» Work to be completed:
Where the string "comments" occurs in a line of the data below, that line should be copied.
==== Information provided ====
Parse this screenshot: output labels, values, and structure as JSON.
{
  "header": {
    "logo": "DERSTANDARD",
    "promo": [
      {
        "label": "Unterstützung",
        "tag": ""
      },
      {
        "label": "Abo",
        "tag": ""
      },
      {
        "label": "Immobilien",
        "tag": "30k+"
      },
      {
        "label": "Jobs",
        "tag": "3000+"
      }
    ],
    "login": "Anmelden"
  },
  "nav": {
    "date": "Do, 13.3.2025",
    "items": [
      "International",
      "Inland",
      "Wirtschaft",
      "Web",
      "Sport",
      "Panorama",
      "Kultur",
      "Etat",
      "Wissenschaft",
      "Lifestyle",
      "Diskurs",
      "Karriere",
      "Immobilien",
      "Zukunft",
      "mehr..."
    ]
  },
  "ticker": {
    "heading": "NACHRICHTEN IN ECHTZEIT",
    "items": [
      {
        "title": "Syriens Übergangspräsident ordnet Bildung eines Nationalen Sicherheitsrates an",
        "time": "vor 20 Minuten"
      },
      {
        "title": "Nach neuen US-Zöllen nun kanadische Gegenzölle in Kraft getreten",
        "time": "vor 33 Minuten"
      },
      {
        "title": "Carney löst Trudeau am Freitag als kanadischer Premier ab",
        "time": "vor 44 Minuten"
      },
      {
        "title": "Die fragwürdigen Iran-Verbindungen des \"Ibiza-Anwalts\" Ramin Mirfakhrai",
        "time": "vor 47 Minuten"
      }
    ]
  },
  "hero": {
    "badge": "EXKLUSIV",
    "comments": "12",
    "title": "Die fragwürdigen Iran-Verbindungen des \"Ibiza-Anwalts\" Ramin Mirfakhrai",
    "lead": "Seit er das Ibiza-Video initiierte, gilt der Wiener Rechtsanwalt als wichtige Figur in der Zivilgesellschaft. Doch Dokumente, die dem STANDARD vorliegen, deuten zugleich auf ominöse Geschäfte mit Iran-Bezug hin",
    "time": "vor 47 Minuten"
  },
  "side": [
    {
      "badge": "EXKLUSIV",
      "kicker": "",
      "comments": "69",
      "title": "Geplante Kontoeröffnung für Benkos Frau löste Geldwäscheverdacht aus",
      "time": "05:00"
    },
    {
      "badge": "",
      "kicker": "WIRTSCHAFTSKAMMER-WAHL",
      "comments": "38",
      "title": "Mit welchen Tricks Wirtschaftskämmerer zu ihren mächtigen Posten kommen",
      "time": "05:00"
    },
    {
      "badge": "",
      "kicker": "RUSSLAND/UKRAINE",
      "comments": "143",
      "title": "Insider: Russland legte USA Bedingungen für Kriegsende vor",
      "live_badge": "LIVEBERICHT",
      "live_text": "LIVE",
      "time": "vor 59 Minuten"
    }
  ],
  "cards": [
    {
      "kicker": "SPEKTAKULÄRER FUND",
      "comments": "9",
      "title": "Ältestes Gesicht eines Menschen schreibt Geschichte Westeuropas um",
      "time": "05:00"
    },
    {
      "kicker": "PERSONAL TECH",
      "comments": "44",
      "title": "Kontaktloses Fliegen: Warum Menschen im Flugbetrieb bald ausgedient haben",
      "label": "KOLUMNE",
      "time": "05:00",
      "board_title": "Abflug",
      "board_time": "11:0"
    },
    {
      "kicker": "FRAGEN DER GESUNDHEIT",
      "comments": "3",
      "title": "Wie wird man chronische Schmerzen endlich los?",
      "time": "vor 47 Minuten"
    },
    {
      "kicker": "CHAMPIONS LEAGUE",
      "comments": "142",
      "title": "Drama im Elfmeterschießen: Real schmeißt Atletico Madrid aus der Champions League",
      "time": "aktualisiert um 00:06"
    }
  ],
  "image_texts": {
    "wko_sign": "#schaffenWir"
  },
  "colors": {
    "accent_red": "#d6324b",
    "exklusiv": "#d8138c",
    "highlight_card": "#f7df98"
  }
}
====
» Answer to the problem:
    "comments": "12",
      "comments": "69",
      "comments": "38",
      "comments": "143",
      "comments": "9",
      "comments": "44",
      "comments": "3",
      "comments": "142",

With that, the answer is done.